I had the great privilege of reading this play (twice) and helping to lead a discussion about it at Mixed Blood Theatre in February. Confession: I don't read plays, I see plays. This was really my first experience reading and studying a play on the page, and then going to see it fully produced on a stage, which perhaps increased my appreciation of it. The writing is incredibly clever in the way it weaves together the very different perspectives of the various characters, often citing a book, Wikipedia, or even their obituary. It plays with the idea of truth - when, for example, Norma says she was two and a half months pregnant when she first met with Sarah, and Sarah says she was at least four months, which is true? And does it even matter at this point? The result is the same. We hear multiple sides of this story, with characters often breaking out of the scene to speak directly to the audience, or to argue with each other about what really happened. In the final scene, the audience becomes part of the action in a Town Hall discussion about abortion that becomes increasing heated and uncomfortable, until one young woman cuts through all of the angry rhetoric to remind us of what's really at stake. The playwright does a beautiful job of tackling this incredibly complicated and nuanced issue, and presenting it on stage in a very human, relatable, immediate way that hopefully goes beyond the usual debates that don't get anywhere.
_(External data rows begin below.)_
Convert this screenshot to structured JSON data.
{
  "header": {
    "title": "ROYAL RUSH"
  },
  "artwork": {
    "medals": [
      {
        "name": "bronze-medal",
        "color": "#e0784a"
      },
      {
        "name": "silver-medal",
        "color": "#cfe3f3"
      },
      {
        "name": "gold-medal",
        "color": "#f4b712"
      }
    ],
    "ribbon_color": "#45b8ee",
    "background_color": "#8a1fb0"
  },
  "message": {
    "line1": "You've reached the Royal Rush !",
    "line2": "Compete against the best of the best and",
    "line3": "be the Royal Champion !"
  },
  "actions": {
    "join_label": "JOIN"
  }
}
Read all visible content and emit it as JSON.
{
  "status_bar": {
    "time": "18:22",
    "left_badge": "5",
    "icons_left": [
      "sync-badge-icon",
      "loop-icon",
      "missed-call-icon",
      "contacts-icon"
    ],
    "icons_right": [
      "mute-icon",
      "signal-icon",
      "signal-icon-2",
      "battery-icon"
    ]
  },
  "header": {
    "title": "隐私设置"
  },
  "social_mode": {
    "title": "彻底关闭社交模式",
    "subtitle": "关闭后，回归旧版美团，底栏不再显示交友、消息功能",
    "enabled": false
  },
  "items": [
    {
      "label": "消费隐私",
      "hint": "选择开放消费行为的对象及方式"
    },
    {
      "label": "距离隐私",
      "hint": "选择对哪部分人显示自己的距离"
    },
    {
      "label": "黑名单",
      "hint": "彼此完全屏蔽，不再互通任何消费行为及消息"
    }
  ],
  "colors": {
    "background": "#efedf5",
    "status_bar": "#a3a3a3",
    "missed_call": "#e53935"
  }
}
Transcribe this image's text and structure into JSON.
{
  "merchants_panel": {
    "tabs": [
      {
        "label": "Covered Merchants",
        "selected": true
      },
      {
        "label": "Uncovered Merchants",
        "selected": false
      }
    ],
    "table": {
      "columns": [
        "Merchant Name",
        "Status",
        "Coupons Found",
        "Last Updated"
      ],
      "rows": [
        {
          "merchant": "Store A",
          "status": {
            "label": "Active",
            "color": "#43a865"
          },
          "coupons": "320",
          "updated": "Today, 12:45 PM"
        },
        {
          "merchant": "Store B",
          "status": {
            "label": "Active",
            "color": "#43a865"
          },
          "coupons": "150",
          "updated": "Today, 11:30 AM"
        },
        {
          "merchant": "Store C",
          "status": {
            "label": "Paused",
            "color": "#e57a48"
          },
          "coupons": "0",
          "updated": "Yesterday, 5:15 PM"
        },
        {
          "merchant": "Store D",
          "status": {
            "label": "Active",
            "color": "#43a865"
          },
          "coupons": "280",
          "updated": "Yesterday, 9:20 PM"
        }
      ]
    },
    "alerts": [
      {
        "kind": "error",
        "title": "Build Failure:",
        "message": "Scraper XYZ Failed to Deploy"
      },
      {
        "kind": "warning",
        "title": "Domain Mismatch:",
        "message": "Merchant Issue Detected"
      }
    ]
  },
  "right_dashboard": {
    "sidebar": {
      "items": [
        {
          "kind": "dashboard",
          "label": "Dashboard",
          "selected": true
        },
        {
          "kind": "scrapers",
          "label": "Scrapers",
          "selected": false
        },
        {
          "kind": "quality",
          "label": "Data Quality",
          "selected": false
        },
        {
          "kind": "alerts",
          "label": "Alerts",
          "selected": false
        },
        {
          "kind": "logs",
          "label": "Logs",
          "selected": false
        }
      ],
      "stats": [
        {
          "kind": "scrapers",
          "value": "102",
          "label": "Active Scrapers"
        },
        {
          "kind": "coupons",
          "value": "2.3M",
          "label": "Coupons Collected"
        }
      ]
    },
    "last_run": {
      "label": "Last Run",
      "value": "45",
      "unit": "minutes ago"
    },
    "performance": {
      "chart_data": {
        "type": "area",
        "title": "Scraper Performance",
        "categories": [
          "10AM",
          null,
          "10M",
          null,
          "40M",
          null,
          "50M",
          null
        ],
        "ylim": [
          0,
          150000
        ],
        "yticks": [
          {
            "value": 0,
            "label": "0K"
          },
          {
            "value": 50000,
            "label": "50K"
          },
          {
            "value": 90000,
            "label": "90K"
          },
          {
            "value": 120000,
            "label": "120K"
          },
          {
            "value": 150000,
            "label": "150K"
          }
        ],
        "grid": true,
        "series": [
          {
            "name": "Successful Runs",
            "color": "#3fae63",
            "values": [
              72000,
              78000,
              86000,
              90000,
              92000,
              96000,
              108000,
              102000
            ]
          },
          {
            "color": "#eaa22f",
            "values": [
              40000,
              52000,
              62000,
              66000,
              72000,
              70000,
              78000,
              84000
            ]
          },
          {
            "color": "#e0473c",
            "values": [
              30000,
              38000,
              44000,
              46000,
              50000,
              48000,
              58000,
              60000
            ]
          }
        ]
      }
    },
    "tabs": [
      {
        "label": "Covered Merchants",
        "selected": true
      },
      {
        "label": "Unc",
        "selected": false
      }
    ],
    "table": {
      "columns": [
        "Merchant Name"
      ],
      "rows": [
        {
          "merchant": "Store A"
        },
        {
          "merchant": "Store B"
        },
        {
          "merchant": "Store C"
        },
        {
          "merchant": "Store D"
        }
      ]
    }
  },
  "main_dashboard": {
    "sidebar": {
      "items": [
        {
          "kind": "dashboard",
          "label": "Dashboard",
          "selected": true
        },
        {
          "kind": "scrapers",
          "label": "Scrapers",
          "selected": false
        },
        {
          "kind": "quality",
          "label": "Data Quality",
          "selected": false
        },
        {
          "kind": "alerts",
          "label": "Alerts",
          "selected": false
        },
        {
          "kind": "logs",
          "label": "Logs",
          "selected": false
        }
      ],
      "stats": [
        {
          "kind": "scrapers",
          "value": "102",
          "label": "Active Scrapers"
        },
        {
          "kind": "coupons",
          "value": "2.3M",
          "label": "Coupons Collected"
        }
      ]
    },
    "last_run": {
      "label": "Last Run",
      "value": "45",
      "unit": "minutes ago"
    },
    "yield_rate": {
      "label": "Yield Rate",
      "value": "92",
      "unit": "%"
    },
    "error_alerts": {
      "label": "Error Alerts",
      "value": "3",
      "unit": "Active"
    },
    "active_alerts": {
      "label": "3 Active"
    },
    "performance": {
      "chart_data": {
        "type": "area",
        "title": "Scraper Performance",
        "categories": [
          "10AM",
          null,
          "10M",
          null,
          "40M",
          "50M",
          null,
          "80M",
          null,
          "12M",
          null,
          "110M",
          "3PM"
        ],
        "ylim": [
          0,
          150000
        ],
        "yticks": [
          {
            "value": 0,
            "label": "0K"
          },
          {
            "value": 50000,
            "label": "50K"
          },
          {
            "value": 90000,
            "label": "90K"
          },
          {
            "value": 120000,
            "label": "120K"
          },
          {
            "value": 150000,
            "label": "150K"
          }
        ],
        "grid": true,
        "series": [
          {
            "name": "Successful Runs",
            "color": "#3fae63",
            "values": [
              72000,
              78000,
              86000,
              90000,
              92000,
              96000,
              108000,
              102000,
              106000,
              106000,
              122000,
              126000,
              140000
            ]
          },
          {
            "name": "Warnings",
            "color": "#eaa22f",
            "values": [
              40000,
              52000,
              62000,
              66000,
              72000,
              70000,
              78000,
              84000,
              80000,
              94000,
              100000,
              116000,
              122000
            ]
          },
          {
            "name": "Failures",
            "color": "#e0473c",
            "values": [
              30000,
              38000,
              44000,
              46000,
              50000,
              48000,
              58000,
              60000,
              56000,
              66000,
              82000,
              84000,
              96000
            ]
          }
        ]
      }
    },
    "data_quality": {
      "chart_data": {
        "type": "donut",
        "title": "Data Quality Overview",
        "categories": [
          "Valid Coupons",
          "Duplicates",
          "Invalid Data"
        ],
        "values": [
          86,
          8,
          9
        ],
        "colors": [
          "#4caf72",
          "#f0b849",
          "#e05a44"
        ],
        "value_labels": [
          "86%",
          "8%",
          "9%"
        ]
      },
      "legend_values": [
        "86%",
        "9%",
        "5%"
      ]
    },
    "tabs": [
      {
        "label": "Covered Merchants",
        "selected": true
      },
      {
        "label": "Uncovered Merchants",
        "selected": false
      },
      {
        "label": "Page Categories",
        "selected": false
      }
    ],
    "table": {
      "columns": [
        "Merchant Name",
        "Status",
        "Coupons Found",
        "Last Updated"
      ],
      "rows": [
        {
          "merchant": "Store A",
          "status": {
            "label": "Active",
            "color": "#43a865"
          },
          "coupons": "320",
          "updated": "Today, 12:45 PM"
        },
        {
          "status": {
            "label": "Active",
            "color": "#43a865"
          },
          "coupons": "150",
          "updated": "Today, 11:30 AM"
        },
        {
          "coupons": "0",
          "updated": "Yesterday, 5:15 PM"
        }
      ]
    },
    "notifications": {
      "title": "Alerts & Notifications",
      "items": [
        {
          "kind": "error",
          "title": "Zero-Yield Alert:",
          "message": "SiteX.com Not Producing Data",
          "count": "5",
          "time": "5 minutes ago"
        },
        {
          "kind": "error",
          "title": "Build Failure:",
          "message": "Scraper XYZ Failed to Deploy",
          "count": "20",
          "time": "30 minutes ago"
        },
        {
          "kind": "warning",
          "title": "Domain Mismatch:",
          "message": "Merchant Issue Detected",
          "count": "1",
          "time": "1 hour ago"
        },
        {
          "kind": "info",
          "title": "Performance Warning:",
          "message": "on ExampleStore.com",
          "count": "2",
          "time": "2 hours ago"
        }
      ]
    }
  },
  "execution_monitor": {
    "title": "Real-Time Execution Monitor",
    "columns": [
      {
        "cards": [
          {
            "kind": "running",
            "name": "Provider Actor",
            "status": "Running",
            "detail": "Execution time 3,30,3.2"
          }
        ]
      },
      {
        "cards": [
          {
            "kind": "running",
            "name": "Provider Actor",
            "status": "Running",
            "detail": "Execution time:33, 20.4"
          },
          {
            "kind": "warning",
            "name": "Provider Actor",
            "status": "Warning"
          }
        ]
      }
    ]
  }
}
|laywers Linda Coffee (Kate Guentzel) and Sara Weddington|
(Laura Zabel) need "Jane Roe's" (Tracey Maloney)
signature (photo by Rich Ryan)
The complicated narrative is brought to life on stage in a dynamic and exciting way by director Mark Valdez, with scenes flowing from one to the next seamlessly. The terrific 11-person cast is anchored by two incredible performances by Tracey Maloney as Norma and Laura Zabel as Sarah. They both bring such humanity and depth to their characters that you can't help but empathize with them, even if you don't agree with what they're saying. Fresh off of playing another woman at the heart of an important legal decision (see Stewardess!), #TCTheater favorite Tracey Maloney is perhaps as good as I've ever seen her here as Norma. Tough-talking and funny, but also vulnerable and full of hurt as Norma is just looking for someone to truly see and love her (and can't accept it when someone does). I know Laura Zabel mostly from the comedy world, and she's a revelation here as Sarah, the complete opposite of Norma. She portrays Sarah's absolute strength and dedication to securing the rights of all women, but also her flaws and struggles. This play doesn't work without two equally strong actors in these two roles as they do this dance of history and truth, and this pairing works.
|Norma (Tracey Maloney) at the center of a whirlwind|
(photo by Rich Ryan)
|Sarah (Laura Zabel) and Norma|
(Tracey Maloney, photo by Rich Ryan)
Roe the play is smart, funny, and incredibly relevant at a time when Roe the Supreme Court decision still stands (as they say in the play), but safe, legal abortion is become less accessible to women, especially poor women and women of color. Not only is this a brilliantly constructed and executed piece of theater, but it couldn't come at a better time when people are more ready to hear it (did I mention it's already almost sold out?). I hope it gets to Broadway after this, where I hope I will see it again, but I can't imagine being any more affected than I was last night by this production. I'll say it again - best thing I've seen this year, no question.
Roe continues through March 31 at Mixed Blood Theatre in Minneapolis' Cedar-Riverside neighborhood.